*The data*.

==========

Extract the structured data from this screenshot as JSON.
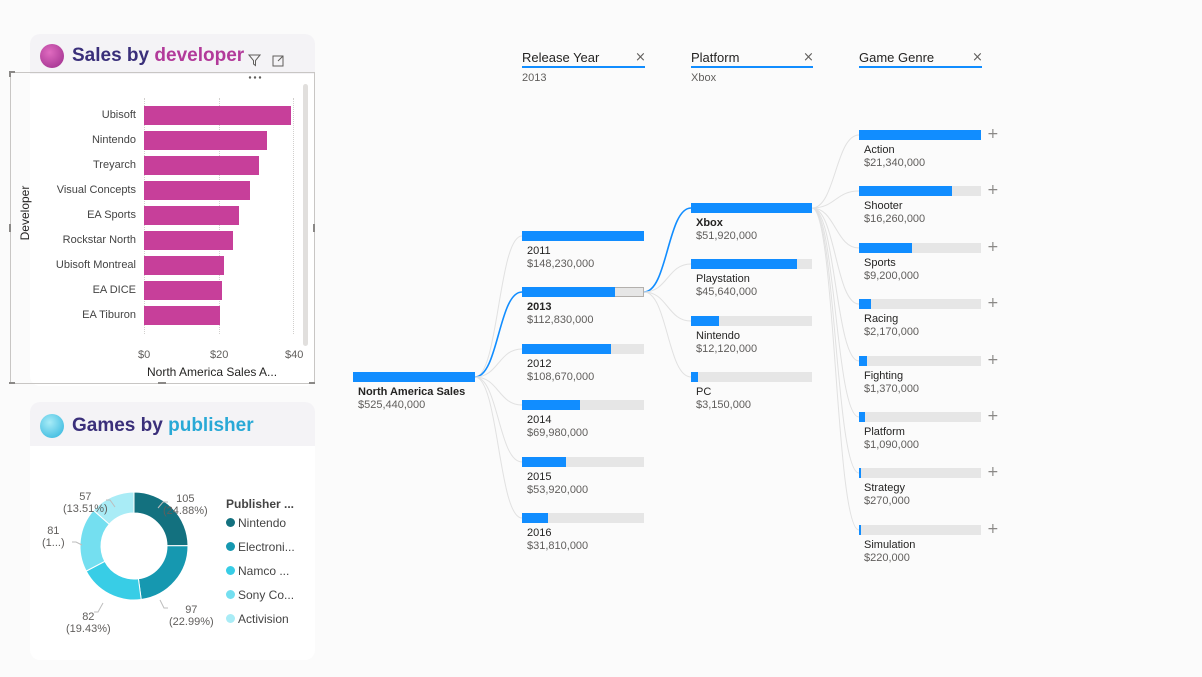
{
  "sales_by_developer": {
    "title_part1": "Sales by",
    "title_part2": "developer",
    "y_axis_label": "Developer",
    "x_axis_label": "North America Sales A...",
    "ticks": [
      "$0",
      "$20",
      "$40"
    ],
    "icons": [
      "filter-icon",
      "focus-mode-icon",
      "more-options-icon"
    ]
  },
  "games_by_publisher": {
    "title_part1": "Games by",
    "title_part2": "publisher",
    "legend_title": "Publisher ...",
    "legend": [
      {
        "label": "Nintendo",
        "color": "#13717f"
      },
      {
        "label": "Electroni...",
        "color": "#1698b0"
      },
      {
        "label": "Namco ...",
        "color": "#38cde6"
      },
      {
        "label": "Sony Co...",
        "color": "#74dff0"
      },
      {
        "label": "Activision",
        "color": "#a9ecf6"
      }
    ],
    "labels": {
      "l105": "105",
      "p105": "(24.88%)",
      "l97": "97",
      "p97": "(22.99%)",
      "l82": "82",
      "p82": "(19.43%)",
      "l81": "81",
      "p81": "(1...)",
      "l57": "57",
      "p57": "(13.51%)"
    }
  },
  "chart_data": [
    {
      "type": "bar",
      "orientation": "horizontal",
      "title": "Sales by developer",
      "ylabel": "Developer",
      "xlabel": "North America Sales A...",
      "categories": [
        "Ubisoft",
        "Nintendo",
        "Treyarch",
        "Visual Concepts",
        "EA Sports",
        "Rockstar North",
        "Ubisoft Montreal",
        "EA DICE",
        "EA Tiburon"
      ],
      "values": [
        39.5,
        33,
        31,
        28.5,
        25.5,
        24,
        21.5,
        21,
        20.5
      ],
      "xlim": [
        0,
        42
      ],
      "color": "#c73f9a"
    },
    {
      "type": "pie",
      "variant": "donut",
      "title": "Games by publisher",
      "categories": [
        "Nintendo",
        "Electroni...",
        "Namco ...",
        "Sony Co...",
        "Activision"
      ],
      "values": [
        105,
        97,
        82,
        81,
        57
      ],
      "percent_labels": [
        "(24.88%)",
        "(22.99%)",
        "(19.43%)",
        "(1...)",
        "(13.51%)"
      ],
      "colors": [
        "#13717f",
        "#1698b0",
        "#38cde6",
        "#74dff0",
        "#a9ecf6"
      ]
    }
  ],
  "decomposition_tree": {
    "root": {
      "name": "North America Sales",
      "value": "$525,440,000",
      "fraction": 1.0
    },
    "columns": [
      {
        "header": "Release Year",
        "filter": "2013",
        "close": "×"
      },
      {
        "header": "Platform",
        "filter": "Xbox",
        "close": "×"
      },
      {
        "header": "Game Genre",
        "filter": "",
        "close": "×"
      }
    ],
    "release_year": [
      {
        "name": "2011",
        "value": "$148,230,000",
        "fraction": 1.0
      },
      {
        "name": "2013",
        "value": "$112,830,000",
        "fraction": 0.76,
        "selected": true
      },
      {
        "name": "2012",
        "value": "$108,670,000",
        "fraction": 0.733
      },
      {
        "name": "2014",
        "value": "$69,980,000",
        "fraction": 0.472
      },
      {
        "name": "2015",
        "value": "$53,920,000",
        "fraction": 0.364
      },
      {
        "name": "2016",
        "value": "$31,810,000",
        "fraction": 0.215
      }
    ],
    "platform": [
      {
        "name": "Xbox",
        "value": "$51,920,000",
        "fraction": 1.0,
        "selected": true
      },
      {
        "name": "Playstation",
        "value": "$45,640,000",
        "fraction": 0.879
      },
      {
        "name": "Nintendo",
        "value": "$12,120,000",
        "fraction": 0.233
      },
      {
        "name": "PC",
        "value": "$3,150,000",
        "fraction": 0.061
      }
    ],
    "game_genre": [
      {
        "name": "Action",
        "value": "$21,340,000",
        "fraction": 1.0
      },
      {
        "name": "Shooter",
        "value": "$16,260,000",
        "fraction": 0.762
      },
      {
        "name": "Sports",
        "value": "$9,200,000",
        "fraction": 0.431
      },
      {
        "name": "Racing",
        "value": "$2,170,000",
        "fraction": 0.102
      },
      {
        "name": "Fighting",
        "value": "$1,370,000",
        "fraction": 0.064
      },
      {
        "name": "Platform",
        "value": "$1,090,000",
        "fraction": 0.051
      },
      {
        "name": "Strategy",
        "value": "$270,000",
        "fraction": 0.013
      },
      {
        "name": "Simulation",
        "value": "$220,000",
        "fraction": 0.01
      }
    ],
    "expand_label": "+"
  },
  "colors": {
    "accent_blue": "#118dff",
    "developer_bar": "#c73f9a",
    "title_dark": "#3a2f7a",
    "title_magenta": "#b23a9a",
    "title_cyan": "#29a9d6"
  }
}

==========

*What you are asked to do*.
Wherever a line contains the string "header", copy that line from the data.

*Expected output*.
        "header": "Release Year",
        "header": "Platform",
        "header": "Game Genre",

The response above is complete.